> What to produce
Report the count, and only the count, of lines in the records that include the word "screenshot".

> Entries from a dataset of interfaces
────────────────
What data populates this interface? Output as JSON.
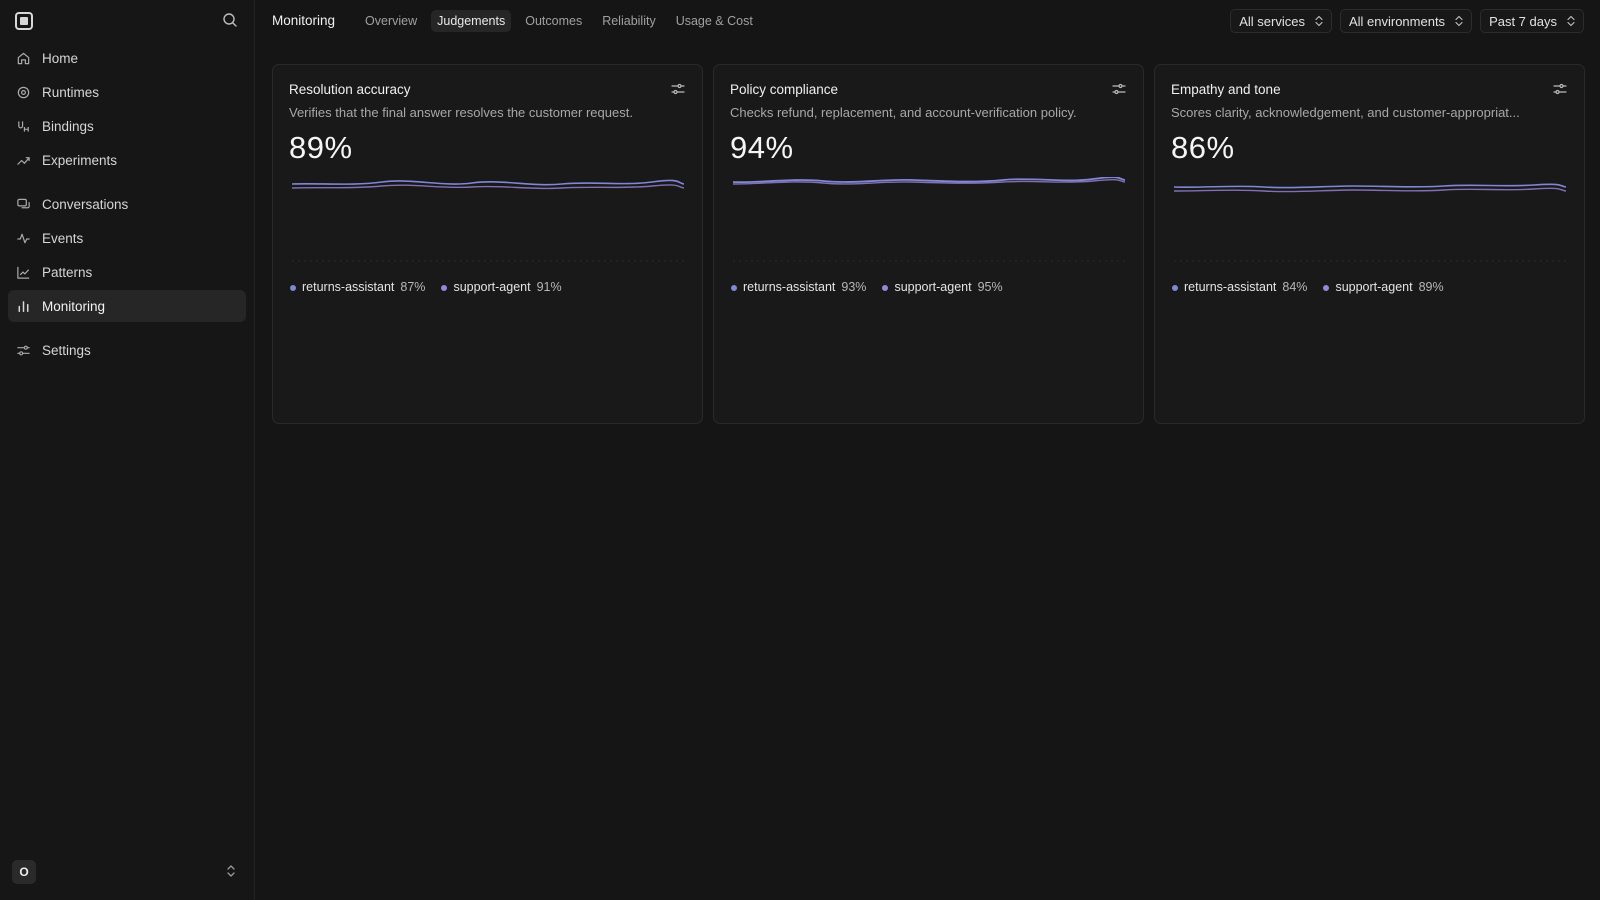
{
  "sidebar": {
    "items": [
      {
        "label": "Home",
        "icon": "home-icon"
      },
      {
        "label": "Runtimes",
        "icon": "runtime-icon"
      },
      {
        "label": "Bindings",
        "icon": "bindings-icon"
      },
      {
        "label": "Experiments",
        "icon": "experiments-icon"
      },
      {
        "label": "Conversations",
        "icon": "conversations-icon"
      },
      {
        "label": "Events",
        "icon": "events-icon"
      },
      {
        "label": "Patterns",
        "icon": "patterns-icon"
      },
      {
        "label": "Monitoring",
        "icon": "monitoring-icon",
        "active": true
      },
      {
        "label": "Settings",
        "icon": "settings-icon"
      }
    ],
    "workspace_initial": "O"
  },
  "topbar": {
    "title": "Monitoring",
    "tabs": [
      "Overview",
      "Judgements",
      "Outcomes",
      "Reliability",
      "Usage & Cost"
    ],
    "active_tab": "Judgements",
    "filters": [
      "All services",
      "All environments",
      "Past 7 days"
    ]
  },
  "colors": {
    "accent": "#7b7fd4",
    "series_returns": "#8087d6",
    "series_support": "#9a86d8"
  },
  "cards": [
    {
      "title": "Resolution accuracy",
      "description": "Verifies that the final answer resolves the customer request.",
      "value": "89%",
      "legend": [
        {
          "name": "returns-assistant",
          "value": "87%"
        },
        {
          "name": "support-agent",
          "value": "91%"
        }
      ]
    },
    {
      "title": "Policy compliance",
      "description": "Checks refund, replacement, and account-verification policy.",
      "value": "94%",
      "legend": [
        {
          "name": "returns-assistant",
          "value": "93%"
        },
        {
          "name": "support-agent",
          "value": "95%"
        }
      ]
    },
    {
      "title": "Empathy and tone",
      "description": "Scores clarity, acknowledgement, and customer-appropriat...",
      "value": "86%",
      "legend": [
        {
          "name": "returns-assistant",
          "value": "84%"
        },
        {
          "name": "support-agent",
          "value": "89%"
        }
      ]
    }
  ]
}
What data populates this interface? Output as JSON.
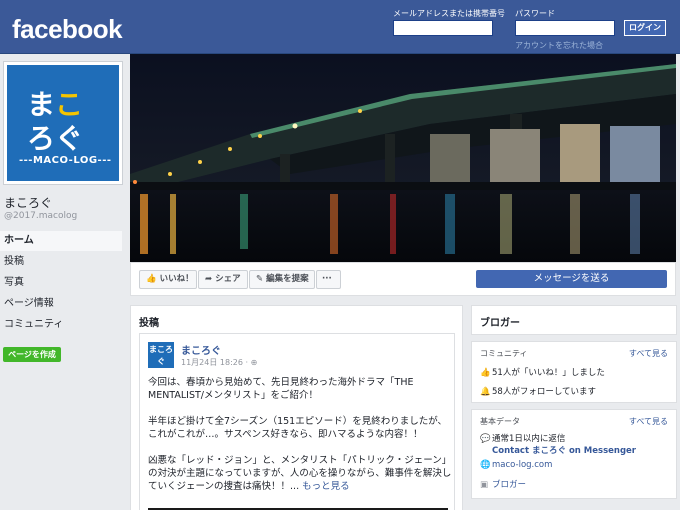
{
  "header": {
    "logo": "facebook",
    "email_label": "メールアドレスまたは携帯番号",
    "password_label": "パスワード",
    "login_button": "ログイン",
    "forgot_link": "アカウントを忘れた場合"
  },
  "profile": {
    "pic_line1_a": "ま",
    "pic_line1_b": "こ",
    "pic_line2": "ろぐ",
    "pic_tag": "---MACO-LOG---",
    "name": "まころぐ",
    "handle": "@2017.macolog"
  },
  "nav": {
    "items": [
      "ホーム",
      "投稿",
      "写真",
      "ページ情報",
      "コミュニティ"
    ],
    "create_page": "ページを作成"
  },
  "actions": {
    "like": "いいね！",
    "share": "シェア",
    "suggest": "編集を提案",
    "more": "···",
    "message": "メッセージを送る"
  },
  "posts": {
    "heading": "投稿",
    "author": "まころぐ",
    "avatar_text": "まころぐ",
    "time": "11月24日 18:26 · ⊕",
    "p1": "今回は、春頃から見始めて、先日見終わった海外ドラマ「THE MENTALIST/メンタリスト」をご紹介！",
    "p2": "半年ほど掛けて全7シーズン（151エピソード）を見終わりましたが、これがこれが…。サスペンス好きなら、即ハマるような内容！！",
    "p3": "凶悪な「レッド・ジョン」と、メンタリスト「パトリック・ジェーン」の対決が主題になっていますが、人の心を操りながら、難事件を解決していくジェーンの捜査は痛快！！...",
    "see_more": "もっと見る"
  },
  "sidebar": {
    "blogger_title": "ブロガー",
    "community_title": "コミュニティ",
    "see_all": "すべて見る",
    "likes": "51人が「いいね！」しました",
    "follows": "58人がフォローしています",
    "basic_title": "基本データ",
    "reply_note": "通常1日以内に返信",
    "contact": "Contact まころぐ on Messenger",
    "website": "maco-log.com",
    "category": "ブロガー"
  }
}
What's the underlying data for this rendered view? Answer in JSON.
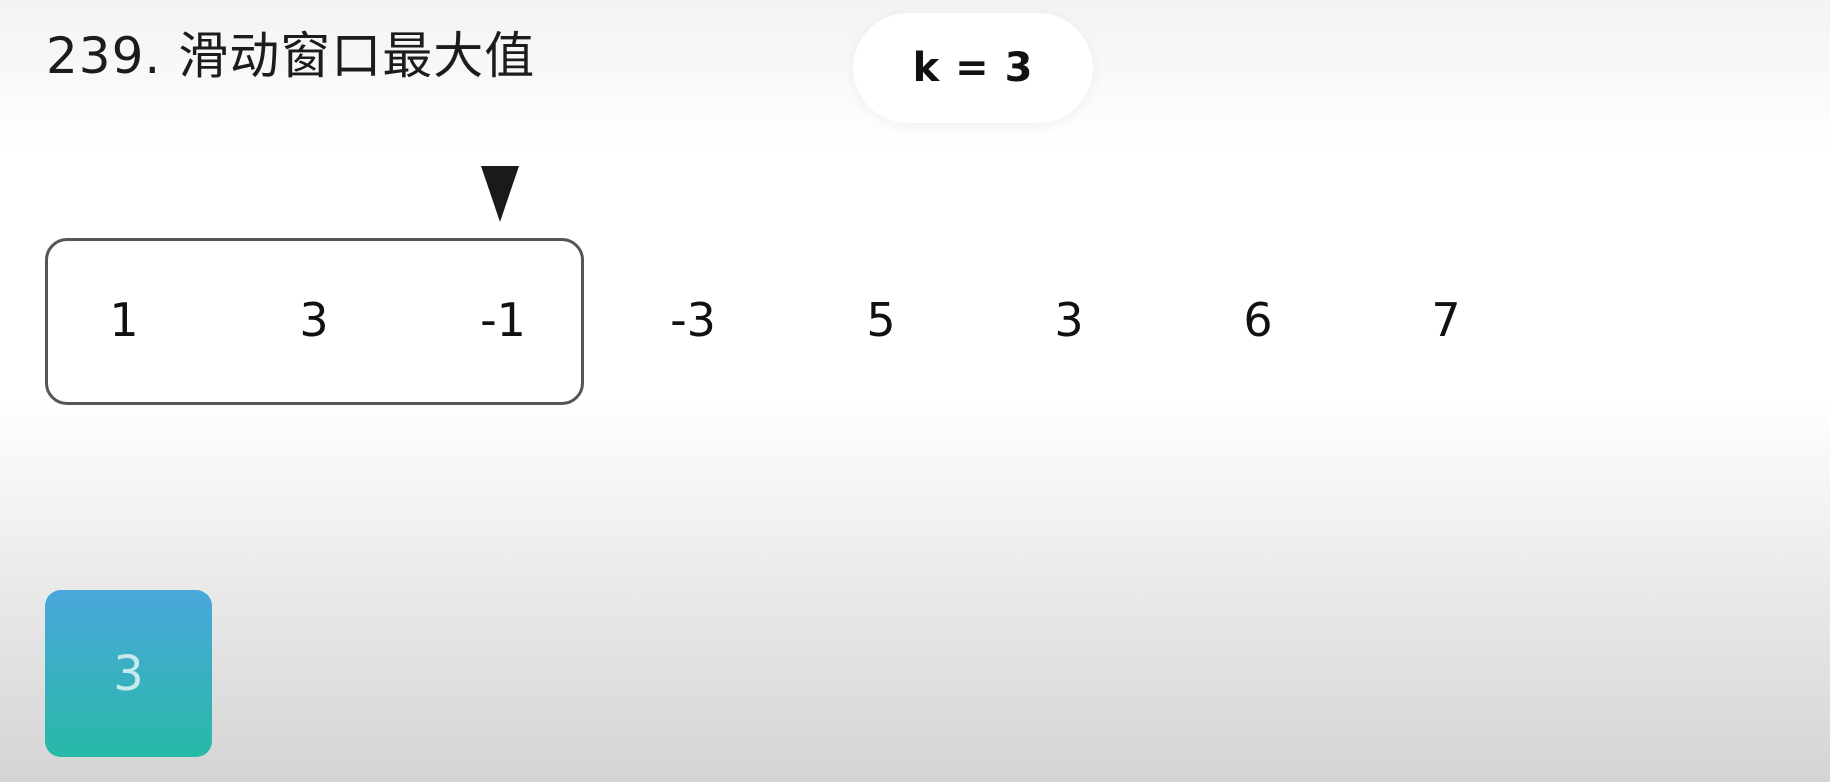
{
  "title": "239. 滑动窗口最大值",
  "k_label": "k = 3",
  "array": {
    "values": [
      "1",
      "3",
      "-1",
      "-3",
      "5",
      "3",
      "6",
      "7"
    ],
    "window_start_index": 0,
    "window_size": 3,
    "pointer_index": 2
  },
  "deque": {
    "items": [
      "3"
    ]
  },
  "colors": {
    "deque_top": "#4aa7dc",
    "deque_bottom": "#28b9a7",
    "window_border": "#555555",
    "pointer": "#1a1a1a"
  }
}
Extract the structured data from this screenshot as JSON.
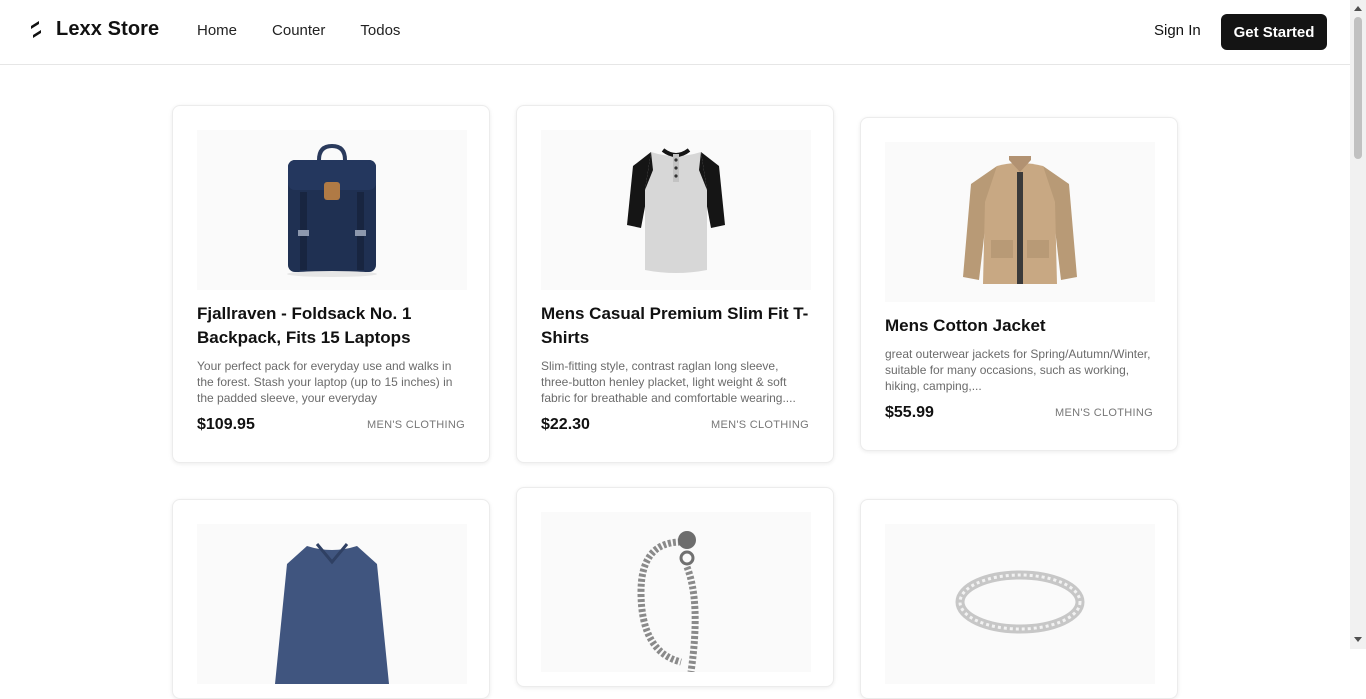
{
  "header": {
    "brand": "Lexx Store",
    "brand_icon": "bolt-logo-icon",
    "nav": [
      "Home",
      "Counter",
      "Todos"
    ],
    "sign_in": "Sign In",
    "cta": "Get Started"
  },
  "products": [
    {
      "title": "Fjallraven - Foldsack No. 1 Backpack, Fits 15 Laptops",
      "description": "Your perfect pack for everyday use and walks in the forest. Stash your laptop (up to 15 inches) in the padded sleeve, your everyday",
      "price": "$109.95",
      "category": "MEN'S CLOTHING",
      "image_icon": "backpack-image"
    },
    {
      "title": "Mens Casual Premium Slim Fit T-Shirts",
      "description": "Slim-fitting style, contrast raglan long sleeve, three-button henley placket, light weight & soft fabric for breathable and comfortable wearing....",
      "price": "$22.30",
      "category": "MEN'S CLOTHING",
      "image_icon": "raglan-tshirt-image"
    },
    {
      "title": "Mens Cotton Jacket",
      "description": "great outerwear jackets for Spring/Autumn/Winter, suitable for many occasions, such as working, hiking, camping,...",
      "price": "$55.99",
      "category": "MEN'S CLOTHING",
      "image_icon": "cotton-jacket-image"
    },
    {
      "image_icon": "longsleeve-shirt-image"
    },
    {
      "image_icon": "dragon-bracelet-image"
    },
    {
      "image_icon": "silver-ring-image"
    }
  ]
}
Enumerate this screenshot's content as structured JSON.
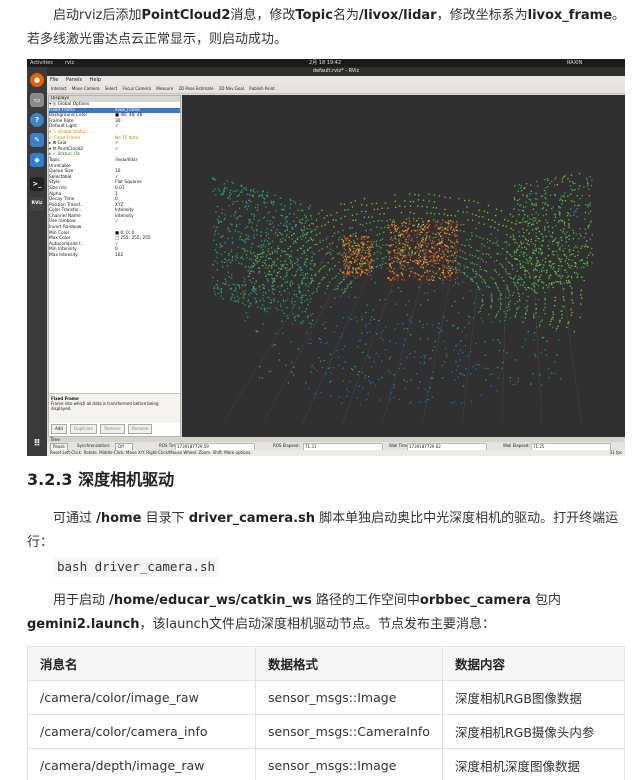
{
  "intro": {
    "t1": "启动rviz后添加",
    "b1": "PointCloud2",
    "t2": "消息，修改",
    "b2": "Topic",
    "t3": "名为",
    "b3": "/livox/lidar",
    "t4": "，修改坐标系为",
    "b4": "livox_frame",
    "t5": "。若多线激光雷达点云正常显示，则启动成功。"
  },
  "screenshot": {
    "topbar": {
      "activities": "Activities",
      "app": "rviz",
      "date": "2月 18 19:42",
      "user": "RAXIN"
    },
    "window_title": "default.rviz* - RViz",
    "menu": [
      "File",
      "Panels",
      "Help"
    ],
    "toolbar": [
      "Interact",
      "Move Camera",
      "Select",
      "Focus Camera",
      "Measure",
      "2D Pose Estimate",
      "2D Nav Goal",
      "Publish Point"
    ],
    "dock_icons": [
      {
        "name": "firefox-icon",
        "color": "#e66000",
        "glyph": "●"
      },
      {
        "name": "files-icon",
        "color": "#8a8a8a",
        "glyph": "▭"
      },
      {
        "name": "help-icon",
        "color": "#3d85c6",
        "glyph": "?"
      },
      {
        "name": "editor-icon",
        "color": "#3d7cc9",
        "glyph": "✎"
      },
      {
        "name": "vscode-icon",
        "color": "#2a7fd4",
        "glyph": "◆"
      },
      {
        "name": "terminal-icon",
        "color": "#222222",
        "glyph": ">_"
      },
      {
        "name": "rviz-icon",
        "color": "#444444",
        "glyph": "RViz"
      }
    ],
    "displays_title": "Displays",
    "properties": [
      {
        "k": "▾ ◎ Global Options",
        "v": "",
        "cls": ""
      },
      {
        "k": "      Fixed Frame",
        "v": "livox_frame",
        "cls": "sel"
      },
      {
        "k": "      Background Color",
        "v": "■ 48; 48; 48",
        "cls": ""
      },
      {
        "k": "      Frame Rate",
        "v": "30",
        "cls": ""
      },
      {
        "k": "      Default Light",
        "v": "✓",
        "cls": ""
      },
      {
        "k": "▾ ⚠ Global Status: ...",
        "v": "",
        "cls": "err"
      },
      {
        "k": "      ⚠ Fixed Frame",
        "v": "No TF data",
        "cls": "err"
      },
      {
        "k": "  ▸ ⊞ Grid",
        "v": "✓",
        "cls": ""
      },
      {
        "k": "▾ ⊡ PointCloud2",
        "v": "✓",
        "cls": ""
      },
      {
        "k": "  ▸ ✓ Status: Ok",
        "v": "",
        "cls": "grn"
      },
      {
        "k": "      Topic",
        "v": "/livox/lidar",
        "cls": ""
      },
      {
        "k": "      Unreliable",
        "v": "",
        "cls": ""
      },
      {
        "k": "      Queue Size",
        "v": "10",
        "cls": ""
      },
      {
        "k": "      Selectable",
        "v": "✓",
        "cls": ""
      },
      {
        "k": "      Style",
        "v": "Flat Squares",
        "cls": ""
      },
      {
        "k": "      Size (m)",
        "v": "0.01",
        "cls": ""
      },
      {
        "k": "      Alpha",
        "v": "1",
        "cls": ""
      },
      {
        "k": "      Decay Time",
        "v": "0",
        "cls": ""
      },
      {
        "k": "      Position Transf...",
        "v": "XYZ",
        "cls": ""
      },
      {
        "k": "      Color Transfor...",
        "v": "Intensity",
        "cls": ""
      },
      {
        "k": "      Channel Name",
        "v": "intensity",
        "cls": ""
      },
      {
        "k": "      Use rainbow",
        "v": "✓",
        "cls": ""
      },
      {
        "k": "      Invert Rainbow",
        "v": "",
        "cls": ""
      },
      {
        "k": "      Min Color",
        "v": "■ 0; 0; 0",
        "cls": ""
      },
      {
        "k": "      Max Color",
        "v": "□ 255; 255; 255",
        "cls": ""
      },
      {
        "k": "      Autocompute I...",
        "v": "✓",
        "cls": ""
      },
      {
        "k": "      Min Intensity",
        "v": "0",
        "cls": ""
      },
      {
        "k": "      Max Intensity",
        "v": "162",
        "cls": ""
      }
    ],
    "desc_title": "Fixed Frame",
    "desc_text": "Frame into which all data is transformed before being displayed.",
    "desc_buttons": [
      "Add",
      "Duplicate",
      "Remove",
      "Rename"
    ],
    "time_title": "Time",
    "time": {
      "pause": "Pause",
      "sync_label": "Synchronization:",
      "sync_value": "Off",
      "ros_time_label": "ROS Time:",
      "ros_time": "1739187729.59",
      "ros_elapsed_label": "ROS Elapsed:",
      "ros_elapsed": "71.31",
      "wall_time_label": "Wall Time:",
      "wall_time": "1739187729.62",
      "wall_elapsed_label": "Wall Elapsed:",
      "wall_elapsed": "71.25"
    },
    "status_text": "Reset  Left-Click: Rotate. Middle-Click: Move X/Y. Right-Click/Mouse Wheel: Zoom. Shift: More options.",
    "fps": "31 fps"
  },
  "section_heading": "3.2.3 深度相机驱动",
  "para2": {
    "t1": "可通过 ",
    "b1": "/home",
    "t2": " 目录下 ",
    "b2": "driver_camera.sh",
    "t3": " 脚本单独启动奥比中光深度相机的驱动。打开终端运行："
  },
  "code_line": "bash driver_camera.sh",
  "para3": {
    "t1": "用于启动 ",
    "b1": "/home/educar_ws/catkin_ws",
    "t2": " 路径的工作空间中",
    "b2": "orbbec_camera",
    "t3": " 包内",
    "b3": "gemini2.launch",
    "t4": "，该launch文件启动深度相机驱动节点。节点发布主要消息："
  },
  "table": {
    "headers": [
      "消息名",
      "数据格式",
      "数据内容"
    ],
    "rows": [
      [
        "/camera/color/image_raw",
        "sensor_msgs::Image",
        "深度相机RGB图像数据"
      ],
      [
        "/camera/color/camera_info",
        "sensor_msgs::CameraInfo",
        "深度相机RGB摄像头内参"
      ],
      [
        "/camera/depth/image_raw",
        "sensor_msgs::Image",
        "深度相机深度图像数据"
      ]
    ]
  }
}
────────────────
> Exercise response
3